Four talks are scheduled in a series organized by the Illinois Program for Research in the Humanities called “Climate Change and the Humanities.” Talks in this series are given by scholars from around the country who, according to series organizers, “bring a unique perspective to our understanding of the human dimensions and to the projected lived consequences of climate change as it is expected to progress in the coming decades.”

The first of these will take place on February 10 and feature Andrew Light, who is a Senior Fellow at the Center for American Progress and Director of the Center for Global Ethics at George Mason University. Light will describe what he think ethicists need to do if they want to play a role in shaping national and international policy on climate change, which he construes as one of the most important moral problems of our day.

A series of talks begun last Fall under the Social Dimensions of Environmental Policy initiative headed by Jesse Ribot of the UI Department of Geography will continue with four talks this Spring. This series, “Climate and Society,” features researchers from around the world who are working on the analysis of climate and social vulnerability. The next talk in this series is scheduled for January 29 and will be given by Stephen Humphreys of the London School of Economics. Humphreys’ talk will address the question of access to technologies for climate change adaptation and mitigation under international law.

Other talks in the “Climate and Society” series will draw attention to water management in Brazil, the security risk inherent in conflicts over water, food and health in India, and the broader question of how much potential humans have to adapt to the coming climate.

The Illinois Sustainable Technology Center will continue its lunchtime seminar series on sustainability this semester with presentations that focus on opportunities in agriculture for conservation and curbing global warming.

A more interactive series called “The Human Place in Nature,” will bring together small panels of UI faculty for discussions that will open up to questions and observations from others attending. Through this ten-session series, which is organized by professor of law Eric Freyfogle on behalf of the Office of Sustainability, participants will be introduced to literature that addresses fundamental questions of how humans relate to the natural world. By this means, it is hoped, they will become better equipped to grapple with more particular environmental issues.

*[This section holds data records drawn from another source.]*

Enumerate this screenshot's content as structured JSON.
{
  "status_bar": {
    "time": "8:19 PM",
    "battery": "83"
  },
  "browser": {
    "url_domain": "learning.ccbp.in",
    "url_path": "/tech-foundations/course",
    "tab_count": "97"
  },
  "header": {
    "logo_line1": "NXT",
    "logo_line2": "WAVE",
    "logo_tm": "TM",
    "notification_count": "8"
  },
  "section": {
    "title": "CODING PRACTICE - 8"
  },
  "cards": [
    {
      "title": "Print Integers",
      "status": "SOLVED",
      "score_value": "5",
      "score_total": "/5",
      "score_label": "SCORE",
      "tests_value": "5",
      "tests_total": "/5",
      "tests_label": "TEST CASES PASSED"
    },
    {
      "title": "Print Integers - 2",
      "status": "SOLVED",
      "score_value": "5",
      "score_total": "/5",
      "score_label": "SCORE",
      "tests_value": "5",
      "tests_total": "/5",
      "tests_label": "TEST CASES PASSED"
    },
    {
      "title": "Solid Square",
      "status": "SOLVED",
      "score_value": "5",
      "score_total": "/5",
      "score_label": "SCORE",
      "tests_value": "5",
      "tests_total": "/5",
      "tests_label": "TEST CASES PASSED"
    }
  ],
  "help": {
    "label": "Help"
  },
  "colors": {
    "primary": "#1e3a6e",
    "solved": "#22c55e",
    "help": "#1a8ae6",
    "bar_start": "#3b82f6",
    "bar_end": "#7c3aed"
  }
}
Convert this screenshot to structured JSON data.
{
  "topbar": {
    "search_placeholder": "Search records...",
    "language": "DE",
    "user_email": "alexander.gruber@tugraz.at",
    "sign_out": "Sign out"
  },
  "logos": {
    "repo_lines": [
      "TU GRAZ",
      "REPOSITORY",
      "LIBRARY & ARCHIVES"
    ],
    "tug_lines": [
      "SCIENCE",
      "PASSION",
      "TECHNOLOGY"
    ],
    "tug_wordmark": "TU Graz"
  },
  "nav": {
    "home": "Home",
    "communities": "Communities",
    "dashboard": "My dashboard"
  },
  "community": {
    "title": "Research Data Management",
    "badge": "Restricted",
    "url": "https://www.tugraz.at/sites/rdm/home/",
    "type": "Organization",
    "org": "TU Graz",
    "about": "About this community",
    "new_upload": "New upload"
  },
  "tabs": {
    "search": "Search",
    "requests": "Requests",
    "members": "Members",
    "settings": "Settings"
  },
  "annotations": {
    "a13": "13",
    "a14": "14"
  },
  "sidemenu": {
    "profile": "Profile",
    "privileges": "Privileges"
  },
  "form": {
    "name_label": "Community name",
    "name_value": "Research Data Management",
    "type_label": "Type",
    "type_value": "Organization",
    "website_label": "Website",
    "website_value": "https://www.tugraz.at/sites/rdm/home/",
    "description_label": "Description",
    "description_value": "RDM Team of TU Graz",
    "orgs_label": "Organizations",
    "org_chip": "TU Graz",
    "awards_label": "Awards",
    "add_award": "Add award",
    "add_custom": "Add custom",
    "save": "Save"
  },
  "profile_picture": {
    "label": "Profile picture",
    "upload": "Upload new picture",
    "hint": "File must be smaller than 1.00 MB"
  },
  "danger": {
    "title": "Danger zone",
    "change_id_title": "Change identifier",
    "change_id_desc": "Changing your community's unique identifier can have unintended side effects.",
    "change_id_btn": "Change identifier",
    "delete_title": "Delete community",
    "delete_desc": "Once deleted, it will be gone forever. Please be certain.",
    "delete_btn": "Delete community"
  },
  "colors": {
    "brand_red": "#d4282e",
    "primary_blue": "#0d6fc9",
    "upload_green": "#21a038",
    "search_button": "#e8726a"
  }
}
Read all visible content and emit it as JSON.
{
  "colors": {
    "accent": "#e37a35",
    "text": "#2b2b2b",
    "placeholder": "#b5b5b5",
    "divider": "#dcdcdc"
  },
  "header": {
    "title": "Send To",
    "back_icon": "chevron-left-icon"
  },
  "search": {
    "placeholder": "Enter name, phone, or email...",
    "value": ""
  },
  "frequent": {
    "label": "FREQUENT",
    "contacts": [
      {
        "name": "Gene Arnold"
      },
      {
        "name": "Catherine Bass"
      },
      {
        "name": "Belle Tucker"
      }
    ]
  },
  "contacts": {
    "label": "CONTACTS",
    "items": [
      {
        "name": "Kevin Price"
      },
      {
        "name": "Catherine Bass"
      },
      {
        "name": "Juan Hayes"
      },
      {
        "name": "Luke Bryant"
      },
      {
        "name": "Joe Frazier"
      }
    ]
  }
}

Following are Web links for details about these series, as well as links to some of the departmental seminars that might also be of interest to Environmental Almanac readers.

“Climate Change and the Humanities”

“Climate and Society”

“Sustainability, Energy, and the Environment”

“The Human Place in Nature”

Departmental series:

Department of Geography Colloquium

Illinois Natural History Survey Seminars

Department of Natural Resources and Environmental Sciences faculty presentations:


February 18. Innovators Imrpov conversation on 'Sustainability’ at the Krannert Center for the Performing Arts.

February 19. Advancing the Illinois Sustainability Vision.

February 23-24. Electronics and Sustainability: Design for Energy and the Environment

March 12 & 13. Naturally Illinois Expo: